After struggling up some very steep inclines, we finally reached the plateau and made our way to the lowest of the two peaks on Chatyr Dag, marveling at the views all around us as we were on the second highest mountain in Crimea. To the south was the Black Sea, to the east and west the peaks and plateaus of the Crimean mountain range, and far to the north, the city of Simferopol.Somewhere in those distant northern ridges wasmy village of Ak Mechet, where I so frequently gazed at this very place we were standing on.
The fog from the sea rolled in and out, temporarily obscuring our views and the warmth of the sun. This sea fog is the reason that the Crimean mountains, though not high, are considered dangerous, as the frequent and sudden fogs result in several deaths every season when inexperienced hikers become lost and stumble over the steep precipices on the edges of the mountain plateaus.
Deciding to take a break after our steep climb, we all settled down on the soft carpet of alpine grass and got out lunch. As usual, Cheryl and Ipulled out our standard lunch fare—cheese, bread, hard boiled eggs, cucumbers (in season now), apples, and cookies. Pavel and Olga, however, had other things in mind. First, Olga got out a flower print plastic tablecloth and spread it on the ground. Then she started hauling out food from her and Anton’s backpacks: a plastic container of cheese pancakes (made from the local cottage cheese called tovorg which is frequently sweetened with sugar); another container of cutlets (ground meat mixed with onions and herbs and fried in the ubiquitous sunflower oil);a large bag of cucumbers; bread (“baton” in Russian, what Americans call French bread);  pre-made sandwiches (egg salad I think) on two types of bread, white and dark; and apples and juice. Pavel added salo (cured slabs of fatback, an Ukrainian national food)that he cut into small pieces with his hunting knife, fried pieces of fish, and “blinchikis” (thin crepe-like pancakes wrapped around some kind of filling) filled with a meat/spice mixture that was quite tasty.
Both Olga and Pavel assured us that all the food was “domashne”—made at home from scratch, as it always is in Ukraine. Pavel even made sure that we knew his mother (whom I’m thinking must be at least 80) made those blinchikis. And also, as always, food was brought to share and in large quantities and was laid out in the middle of the tablecloth where we all gathered around and chose from the many offerings.
 I think about our typical American hiking lunches—each individual having their own sandwich and maybe an apple and a couple of cookies (something I have learned NOT to do here in Ukraine)--and think, “yep, these Ukrainians really have this food thing figured out.” What a wonderful meal in the middle of what turned out to be a long and arduous hike. It provided nourishment for our bodies and also a chance to share with other people, who before that day were mostly strangers, the fruits of our labor.

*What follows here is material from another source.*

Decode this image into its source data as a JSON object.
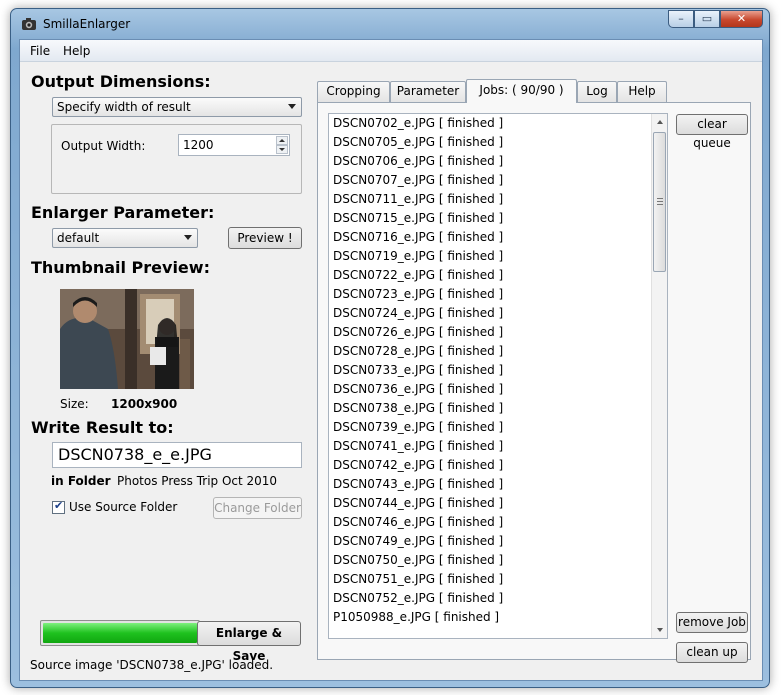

Rested, satiated, filled with the pleasure of eating delicious food surrounded by the beautiful scenery of Crimea, we were ready to trek on to the highest peak on Chatyr Dag, a few kilometers away, and then down and across the lower plateau to our final destination of the village of Perevalnoe and the trolleybus back to Simferopol. Daylight had faded by the time we arrived in the village after our 11-hour hike, but despite our tired and sore bodies, I think we were all filled with wondrous memories of the day and the gladness of finding new friends to share it with. And of having eaten some really good food.